Sara added: "Our resident artists are unbelievably talented when it comes to envisioning new uses for old items.
"We hope these reimagined robots capture the attention of Camden locals and help to raise awareness of the importance of reprogramming our throwaway mentality."
Her artistic collective brings together creatives who "share a passion" to reuse, recycle, reclaim, and resell items that may have otherwise been thrown away.
In August 2021, Sara was selected to be a UK One Step Greener ambassador and she will showcase her story of how she is tackling climate change at COP26 in Glasgow later this year.
The Camdentown Collective hopes to launch a campaign around Christmas where it asks locals to donate unwanted trees and decorations, which often get thrown out, which will then be distributed to those who need Christmas decorations of their own.
Camden's Buck Street Market prides itself on being the UK’s 'first dedicated market for the conscious consumer', and features 26 sustainable food brands, and more than 50 ethical fashion traders.
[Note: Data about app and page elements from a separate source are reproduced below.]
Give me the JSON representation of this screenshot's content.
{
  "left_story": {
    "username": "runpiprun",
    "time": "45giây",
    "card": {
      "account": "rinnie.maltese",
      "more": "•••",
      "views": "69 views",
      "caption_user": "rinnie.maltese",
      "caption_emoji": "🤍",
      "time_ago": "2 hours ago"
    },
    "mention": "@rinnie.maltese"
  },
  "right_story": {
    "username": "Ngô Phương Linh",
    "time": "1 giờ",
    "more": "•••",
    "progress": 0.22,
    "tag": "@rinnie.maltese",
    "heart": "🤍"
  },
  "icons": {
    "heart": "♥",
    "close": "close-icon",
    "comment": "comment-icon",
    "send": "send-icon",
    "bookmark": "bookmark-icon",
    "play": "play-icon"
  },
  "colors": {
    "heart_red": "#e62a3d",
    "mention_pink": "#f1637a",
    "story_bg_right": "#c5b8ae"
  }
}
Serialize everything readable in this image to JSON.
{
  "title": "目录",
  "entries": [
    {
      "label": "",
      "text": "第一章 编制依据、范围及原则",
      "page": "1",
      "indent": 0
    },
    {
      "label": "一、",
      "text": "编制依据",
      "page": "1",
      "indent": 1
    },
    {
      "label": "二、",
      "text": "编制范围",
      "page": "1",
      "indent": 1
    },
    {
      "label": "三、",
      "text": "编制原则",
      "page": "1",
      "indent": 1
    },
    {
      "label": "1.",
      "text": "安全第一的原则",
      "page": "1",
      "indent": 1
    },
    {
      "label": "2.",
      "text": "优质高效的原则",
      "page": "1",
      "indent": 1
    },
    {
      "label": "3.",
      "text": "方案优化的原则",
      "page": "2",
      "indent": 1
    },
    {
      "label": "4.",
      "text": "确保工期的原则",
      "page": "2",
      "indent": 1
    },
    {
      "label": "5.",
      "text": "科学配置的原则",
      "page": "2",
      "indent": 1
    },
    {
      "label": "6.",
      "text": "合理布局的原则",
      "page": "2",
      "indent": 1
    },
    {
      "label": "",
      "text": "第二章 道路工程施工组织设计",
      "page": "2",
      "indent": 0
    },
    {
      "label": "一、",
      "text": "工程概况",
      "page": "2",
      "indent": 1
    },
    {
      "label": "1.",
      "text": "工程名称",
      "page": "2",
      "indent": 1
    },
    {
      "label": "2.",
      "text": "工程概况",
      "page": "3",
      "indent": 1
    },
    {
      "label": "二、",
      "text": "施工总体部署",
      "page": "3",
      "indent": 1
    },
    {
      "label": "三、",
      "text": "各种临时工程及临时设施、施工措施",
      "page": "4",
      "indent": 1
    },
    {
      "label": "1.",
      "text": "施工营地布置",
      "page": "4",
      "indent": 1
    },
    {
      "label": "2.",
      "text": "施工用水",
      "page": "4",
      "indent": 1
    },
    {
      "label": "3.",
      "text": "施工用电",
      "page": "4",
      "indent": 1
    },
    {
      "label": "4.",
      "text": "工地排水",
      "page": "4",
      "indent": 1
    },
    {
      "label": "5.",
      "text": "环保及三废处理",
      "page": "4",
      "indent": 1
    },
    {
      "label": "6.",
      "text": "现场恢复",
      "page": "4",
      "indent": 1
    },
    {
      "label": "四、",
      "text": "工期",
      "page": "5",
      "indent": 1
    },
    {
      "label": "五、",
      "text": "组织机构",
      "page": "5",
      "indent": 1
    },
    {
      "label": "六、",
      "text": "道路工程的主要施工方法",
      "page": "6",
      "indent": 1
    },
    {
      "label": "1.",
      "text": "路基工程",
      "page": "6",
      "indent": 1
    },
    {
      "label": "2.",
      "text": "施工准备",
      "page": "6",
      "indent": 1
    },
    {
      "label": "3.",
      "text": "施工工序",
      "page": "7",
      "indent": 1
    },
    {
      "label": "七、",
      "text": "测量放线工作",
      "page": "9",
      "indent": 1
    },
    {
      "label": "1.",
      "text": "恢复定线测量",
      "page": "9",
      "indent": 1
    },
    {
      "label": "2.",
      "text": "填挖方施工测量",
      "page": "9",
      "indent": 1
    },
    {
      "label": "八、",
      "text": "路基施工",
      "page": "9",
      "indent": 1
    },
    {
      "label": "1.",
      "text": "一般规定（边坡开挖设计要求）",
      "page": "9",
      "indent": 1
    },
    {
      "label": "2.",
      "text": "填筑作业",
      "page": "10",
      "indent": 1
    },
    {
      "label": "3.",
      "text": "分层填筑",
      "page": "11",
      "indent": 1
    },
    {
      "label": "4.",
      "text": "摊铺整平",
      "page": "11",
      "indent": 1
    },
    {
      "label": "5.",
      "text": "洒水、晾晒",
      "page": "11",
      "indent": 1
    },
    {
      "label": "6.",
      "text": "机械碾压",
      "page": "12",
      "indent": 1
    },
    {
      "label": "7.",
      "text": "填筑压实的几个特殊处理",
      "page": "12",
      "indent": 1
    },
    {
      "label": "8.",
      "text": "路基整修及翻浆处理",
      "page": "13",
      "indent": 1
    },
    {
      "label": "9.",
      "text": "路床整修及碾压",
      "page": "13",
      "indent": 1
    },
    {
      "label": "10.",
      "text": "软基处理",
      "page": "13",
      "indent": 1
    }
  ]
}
The market itself is made of recycled shipping containers and the store has a zero single-use plastic policy with "lots of recycling points around the market".